WORK ITEM. Collect all lines below with the string "JSON".

Data about app and page elements:

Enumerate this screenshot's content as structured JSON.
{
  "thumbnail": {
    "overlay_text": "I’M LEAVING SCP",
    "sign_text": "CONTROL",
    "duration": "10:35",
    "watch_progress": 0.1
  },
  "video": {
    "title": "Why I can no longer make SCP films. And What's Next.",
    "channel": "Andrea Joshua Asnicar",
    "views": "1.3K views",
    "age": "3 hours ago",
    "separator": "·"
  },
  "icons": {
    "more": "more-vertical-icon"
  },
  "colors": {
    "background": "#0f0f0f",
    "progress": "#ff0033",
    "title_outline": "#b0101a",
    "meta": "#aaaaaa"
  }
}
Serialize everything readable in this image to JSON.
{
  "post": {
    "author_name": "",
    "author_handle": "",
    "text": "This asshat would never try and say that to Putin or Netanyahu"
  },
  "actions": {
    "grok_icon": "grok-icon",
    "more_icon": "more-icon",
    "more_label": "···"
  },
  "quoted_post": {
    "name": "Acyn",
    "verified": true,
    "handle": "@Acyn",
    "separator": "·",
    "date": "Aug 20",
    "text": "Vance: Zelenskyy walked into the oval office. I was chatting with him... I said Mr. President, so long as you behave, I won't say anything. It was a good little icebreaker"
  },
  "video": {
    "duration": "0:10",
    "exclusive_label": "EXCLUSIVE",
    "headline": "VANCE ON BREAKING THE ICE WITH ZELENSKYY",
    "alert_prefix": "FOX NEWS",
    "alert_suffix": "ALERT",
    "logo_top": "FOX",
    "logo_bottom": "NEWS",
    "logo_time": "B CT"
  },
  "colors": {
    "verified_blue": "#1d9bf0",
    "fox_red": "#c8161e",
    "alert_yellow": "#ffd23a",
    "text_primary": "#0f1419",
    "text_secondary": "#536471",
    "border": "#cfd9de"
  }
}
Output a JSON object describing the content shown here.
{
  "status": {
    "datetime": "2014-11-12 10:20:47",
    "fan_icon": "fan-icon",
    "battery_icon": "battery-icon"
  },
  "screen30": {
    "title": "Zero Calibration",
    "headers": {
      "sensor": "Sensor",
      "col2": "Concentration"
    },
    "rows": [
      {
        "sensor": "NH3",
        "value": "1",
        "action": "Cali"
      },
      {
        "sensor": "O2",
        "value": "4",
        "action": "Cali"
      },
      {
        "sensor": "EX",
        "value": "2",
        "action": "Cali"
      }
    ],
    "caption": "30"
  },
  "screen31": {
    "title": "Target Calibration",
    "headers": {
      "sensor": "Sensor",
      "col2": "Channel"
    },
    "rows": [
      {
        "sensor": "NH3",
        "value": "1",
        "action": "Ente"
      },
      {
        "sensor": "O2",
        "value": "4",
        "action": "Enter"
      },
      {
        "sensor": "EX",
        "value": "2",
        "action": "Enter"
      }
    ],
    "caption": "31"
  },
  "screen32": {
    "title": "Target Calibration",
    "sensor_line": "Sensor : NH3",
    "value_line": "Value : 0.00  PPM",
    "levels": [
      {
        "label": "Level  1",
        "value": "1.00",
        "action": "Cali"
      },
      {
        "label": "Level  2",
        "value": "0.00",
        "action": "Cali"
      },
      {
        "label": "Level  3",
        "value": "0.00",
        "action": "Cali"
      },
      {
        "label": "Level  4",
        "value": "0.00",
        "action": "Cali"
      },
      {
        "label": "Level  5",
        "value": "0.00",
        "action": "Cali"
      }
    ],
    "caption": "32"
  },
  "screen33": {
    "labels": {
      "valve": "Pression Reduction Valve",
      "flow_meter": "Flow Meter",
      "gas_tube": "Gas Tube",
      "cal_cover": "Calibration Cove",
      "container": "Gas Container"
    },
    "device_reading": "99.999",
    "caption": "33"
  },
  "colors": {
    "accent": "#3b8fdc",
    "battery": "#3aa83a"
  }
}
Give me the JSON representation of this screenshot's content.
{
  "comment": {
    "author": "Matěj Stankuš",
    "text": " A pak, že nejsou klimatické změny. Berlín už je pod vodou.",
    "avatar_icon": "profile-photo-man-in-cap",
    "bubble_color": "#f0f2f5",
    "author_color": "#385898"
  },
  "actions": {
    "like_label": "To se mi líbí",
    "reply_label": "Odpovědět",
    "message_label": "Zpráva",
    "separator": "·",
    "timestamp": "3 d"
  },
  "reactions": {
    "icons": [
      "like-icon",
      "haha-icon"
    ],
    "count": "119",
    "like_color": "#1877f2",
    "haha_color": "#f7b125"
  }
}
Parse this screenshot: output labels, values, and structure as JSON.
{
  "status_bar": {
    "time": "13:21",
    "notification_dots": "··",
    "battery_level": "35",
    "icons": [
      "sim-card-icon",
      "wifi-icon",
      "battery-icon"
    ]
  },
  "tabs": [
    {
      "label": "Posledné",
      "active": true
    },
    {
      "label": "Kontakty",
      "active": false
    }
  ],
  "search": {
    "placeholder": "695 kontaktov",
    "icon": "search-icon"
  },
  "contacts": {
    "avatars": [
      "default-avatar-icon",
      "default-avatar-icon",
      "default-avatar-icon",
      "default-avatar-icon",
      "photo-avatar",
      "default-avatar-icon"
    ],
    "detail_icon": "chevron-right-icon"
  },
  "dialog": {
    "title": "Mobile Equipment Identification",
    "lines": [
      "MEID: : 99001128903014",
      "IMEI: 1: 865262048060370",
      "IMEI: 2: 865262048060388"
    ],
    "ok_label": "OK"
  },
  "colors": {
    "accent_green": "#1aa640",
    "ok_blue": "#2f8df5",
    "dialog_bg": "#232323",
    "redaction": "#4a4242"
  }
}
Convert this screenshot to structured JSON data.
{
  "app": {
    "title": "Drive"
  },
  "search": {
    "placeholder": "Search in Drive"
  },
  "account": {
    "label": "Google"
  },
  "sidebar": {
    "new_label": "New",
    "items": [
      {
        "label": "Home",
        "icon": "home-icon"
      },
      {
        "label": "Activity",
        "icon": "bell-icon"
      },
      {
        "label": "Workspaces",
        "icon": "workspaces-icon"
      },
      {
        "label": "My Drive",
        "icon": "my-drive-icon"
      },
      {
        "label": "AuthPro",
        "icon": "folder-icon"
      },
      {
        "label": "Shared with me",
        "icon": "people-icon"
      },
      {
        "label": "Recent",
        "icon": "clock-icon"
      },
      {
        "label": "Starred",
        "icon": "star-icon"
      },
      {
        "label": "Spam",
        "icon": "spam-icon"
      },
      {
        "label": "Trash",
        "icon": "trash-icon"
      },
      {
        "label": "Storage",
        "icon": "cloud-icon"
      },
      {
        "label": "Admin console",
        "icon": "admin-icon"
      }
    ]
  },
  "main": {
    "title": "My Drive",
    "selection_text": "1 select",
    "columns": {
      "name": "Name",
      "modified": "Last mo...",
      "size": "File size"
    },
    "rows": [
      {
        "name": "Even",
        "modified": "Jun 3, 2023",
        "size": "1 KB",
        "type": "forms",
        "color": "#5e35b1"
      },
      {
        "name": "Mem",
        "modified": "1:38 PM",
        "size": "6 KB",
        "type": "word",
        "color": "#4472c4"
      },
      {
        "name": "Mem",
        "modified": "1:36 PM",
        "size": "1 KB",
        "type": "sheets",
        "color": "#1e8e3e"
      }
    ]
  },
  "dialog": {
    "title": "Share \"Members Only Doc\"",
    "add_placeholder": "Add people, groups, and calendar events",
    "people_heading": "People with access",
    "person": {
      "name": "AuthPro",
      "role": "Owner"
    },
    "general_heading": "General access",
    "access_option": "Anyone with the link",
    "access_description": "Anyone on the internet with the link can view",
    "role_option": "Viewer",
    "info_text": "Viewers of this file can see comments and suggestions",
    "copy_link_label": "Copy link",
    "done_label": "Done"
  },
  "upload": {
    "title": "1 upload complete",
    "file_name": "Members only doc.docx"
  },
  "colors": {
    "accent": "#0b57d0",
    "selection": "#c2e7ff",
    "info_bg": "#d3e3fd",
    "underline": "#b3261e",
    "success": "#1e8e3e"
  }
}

SOLUTION TO THIS EXERCISE.
Enumerate this screenshot's content as structured JSON.
Serialize everything readable in this image to JSON.
Output a JSON object describing the content shown here.
Give me the JSON representation of this screenshot's content.
Parse this screenshot: output labels, values, and structure as JSON.
Convert this screenshot to structured JSON data.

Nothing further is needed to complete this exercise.